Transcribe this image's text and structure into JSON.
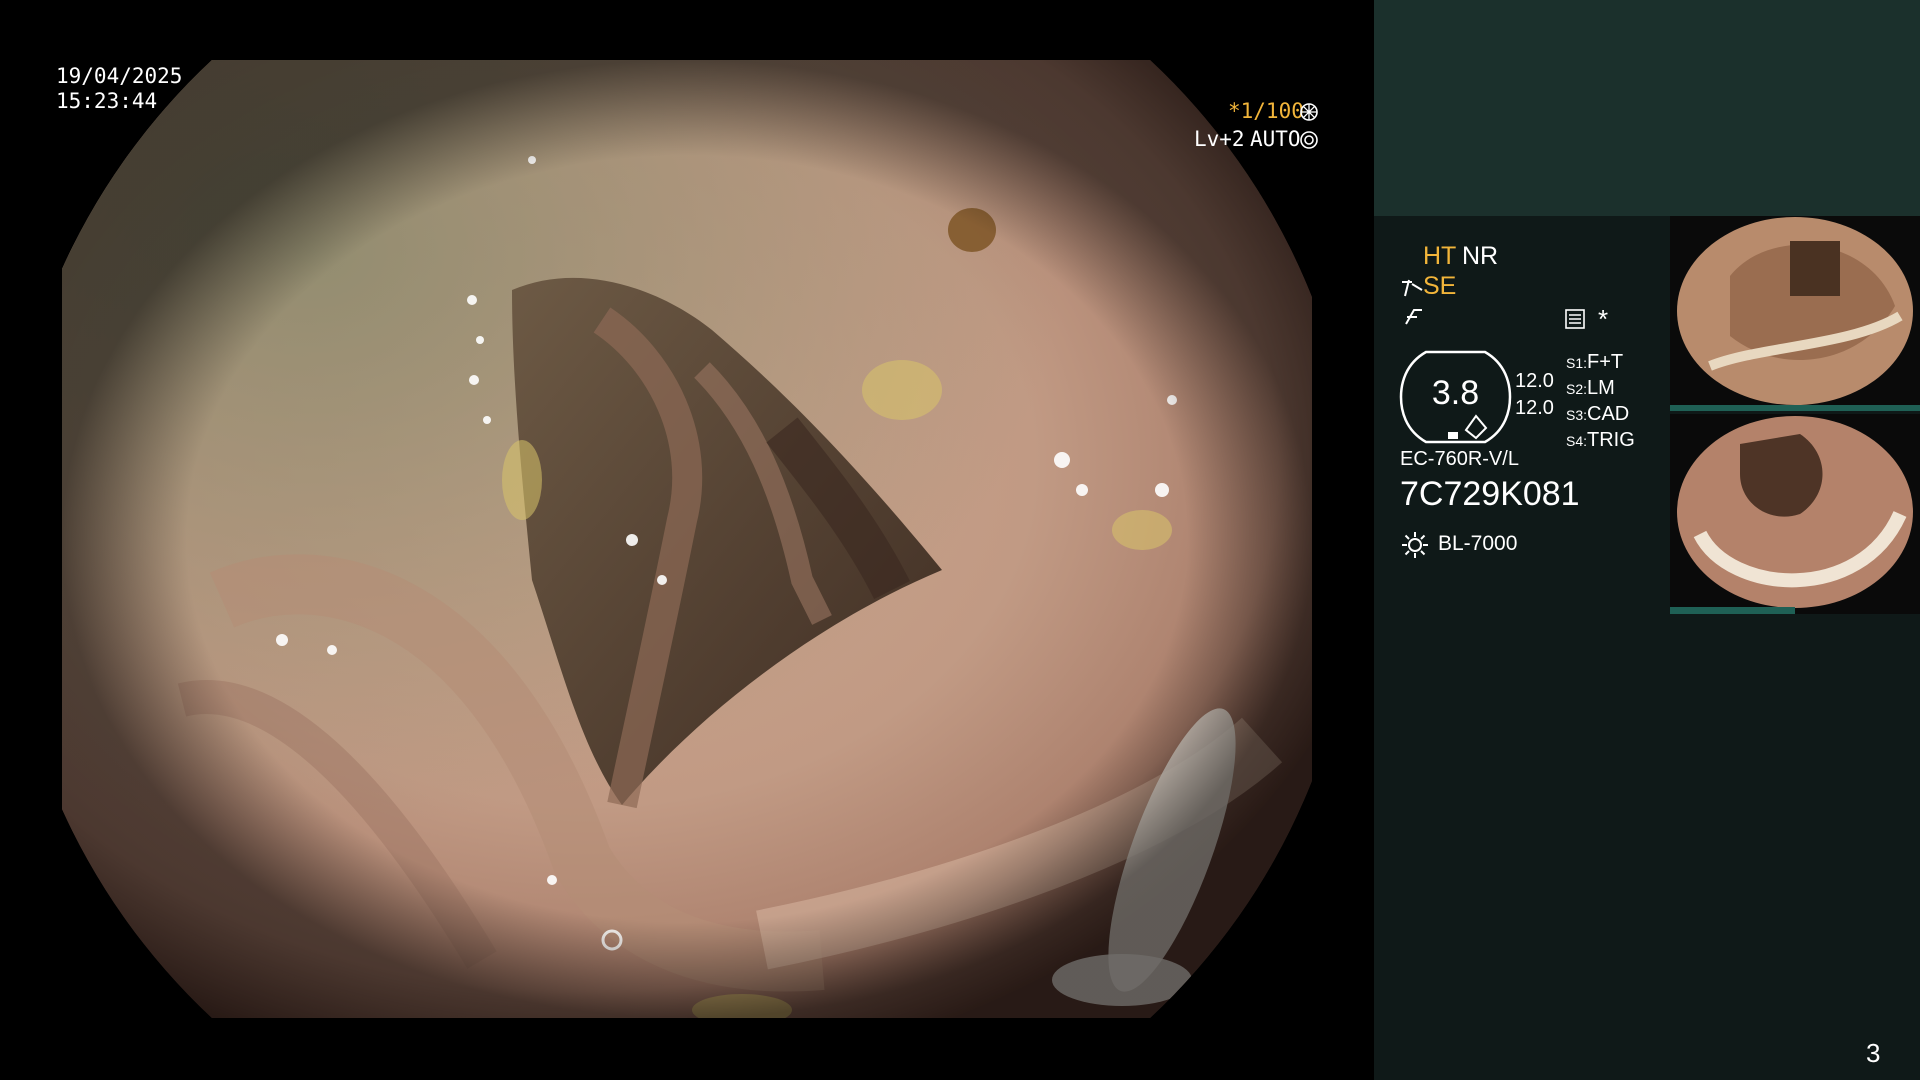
{
  "overlay": {
    "date": "19/04/2025",
    "time": "15:23:44",
    "shutter": "*1/100",
    "level": "Lv+2",
    "mode": "AUTO"
  },
  "panel": {
    "ht": "HT",
    "nr": "NR",
    "se": "SE",
    "zoom_value": "3.8",
    "val1": "12.0",
    "val2": "12.0",
    "star": "*",
    "switches": [
      {
        "key": "S1:",
        "value": "F+T"
      },
      {
        "key": "S2:",
        "value": "LM"
      },
      {
        "key": "S3:",
        "value": "CAD"
      },
      {
        "key": "S4:",
        "value": "TRIG"
      }
    ],
    "scope_model": "EC-760R-V/L",
    "serial": "7C729K081",
    "light_source": "BL-7000",
    "page_number": "3"
  },
  "colors": {
    "amber": "#f2b53a",
    "panel_top": "#1b302c",
    "panel_bg": "#0f1918",
    "mucosa": "#c9a48c"
  },
  "icons": [
    "shutter-wheel-icon",
    "auto-iris-icon",
    "structure-enhance-icon",
    "freeze-icon",
    "settings-list-icon",
    "lamp-icon"
  ]
}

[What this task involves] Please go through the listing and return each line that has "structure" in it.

[Exercise answer]
Transcribe this image's text and structure into JSON.
    "structure-enhance-icon",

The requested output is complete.